It's easy to just quit on it.  Even for a short period.

But implemented too often, we lose interest in all of it.  Being the beer caddy isn't a coveted position in any endavor.

Finish and finish well.  In whatever we are involved in.  That's the objective.

Use the occasional BIPLIR when it's appropriate.  Bad hair days happen.


Remember that the only problem with life is that it's just so daily. 

It's 18 holes.  It's four quarters.  It's till the kids are grown.  It's for better or worse, till death do us part.




Wednesday, September 27, 2017

The Most Important Job in Retail

Carts.

Grocery carts.  

Walmart carts.  

Target carts.  

Kohl's carts.

If the carts aren't there, we don't shop.


There is a human being charged with going out in the parking lot to pull those carts back in. Regardless of weather.  Seattle rain.  Michigan snow.  Houston heat and humidity.  


The job is given to to the lowest on the corporate food chain.


Who else is going out there in the hot/rain/snow/ice to get those carts?


Certainly not the geinuses of retail.  They're too busy going out of business.

Or, those of us shoppers in those places.  We demand customer service.

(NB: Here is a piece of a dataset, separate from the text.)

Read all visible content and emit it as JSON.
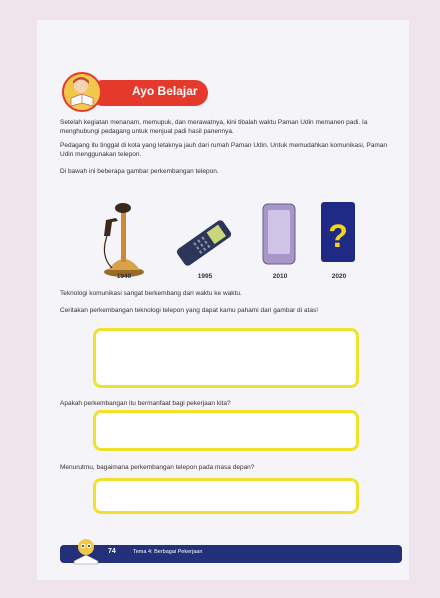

Think about it.


If there's not a cart available, we'll walk back to our SUVs and go somewhere else.  


Yet, the performance of that person has so much to do with the performance of that store.

These folks don't scale.  It's hard frigin work store by store.  And, in the world or retail, they get paid minimum wage.

The next time you go to a store and use a shopping cart, say thanks to the person in the parking lot getting those buggies of commerce.  They're just happy to have a minimum wage job. 

The most important person in retail isn't the head of Amazon, Costco, Kroger or Walmart.  

It's that man or woman with a family retrieving carts for us to put more stuff in.  








Thursday, September 21, 2017

The Lesson for the Piano Teacher

Lone Oak, Texas is a town in East Texas that has had a population of about 500 for the last 70 years.

Not alot of change.  A few families make up the majority of the population.

It's quiet.  It's rural.


Sometime in the 1950s, the following true story happened there.


There was a piano teacher in town.  In fact, she was THE piano teacher in town.

Every little girl from any family that could scrape together a living sent their daughter to the piano teacher as part of a proper upbringing.


The piano teacher knew her stuff on the keyboards.  And, she knew her stuff when it came to managing little girls who might not be focused on becoming the next church music leader.


One afternoon, the piano teacher got a call from a mother asking if she could drop her daugter off early along with her friend who had the lesson scheduled right after her daughter.  It was a passive-agresssive means of asking the teacher to babysit while she gave a lesson.

The teacher agreed.

The two little girls arrived at the same time as the girl who had a scheduled lesson.

The teacher pulled out a coloring book and told the two litle girls to busy themselves coloring whilst she taught her pupil.

After a few minutes, the teacher had to interrupt her lesson to ask the two interlopers to hush.  They were much too busy talking instead of coloring.

For a few minutes, they were quiet.  But, then they couldn't stop themselves from chatting about their school teacher, that cute boy in Sunday School, who would be their first kiss . . .


"ENOUGH", said the piano teacher sternly.


She grabbed the two little girls by their shoulders and placed them each in a closet in her lesson room.  "Now, BE QUIET.  NOT ANOTHER WORD FROM EITHER OF YOU."

The teacher restarted her lesson.

Out of one closet, she heard one girl crying.  "Oh no.  My mother is going to be so upset.  I've been so bad.  I'm a bad girl.  I'm sorry.  I'm sorry.  I'm sorry."


Aggravated, the teacher opened the door and let the little girl out.  Nose running, tears down her face. She let her out.

Then the teacher walked over to the other closet.  Not a peep.  No crying, no wailing.


"What are you doing in there", asked the teacher of the silent objector.


"I'm spittin' in your shoes and prayin' for more spit."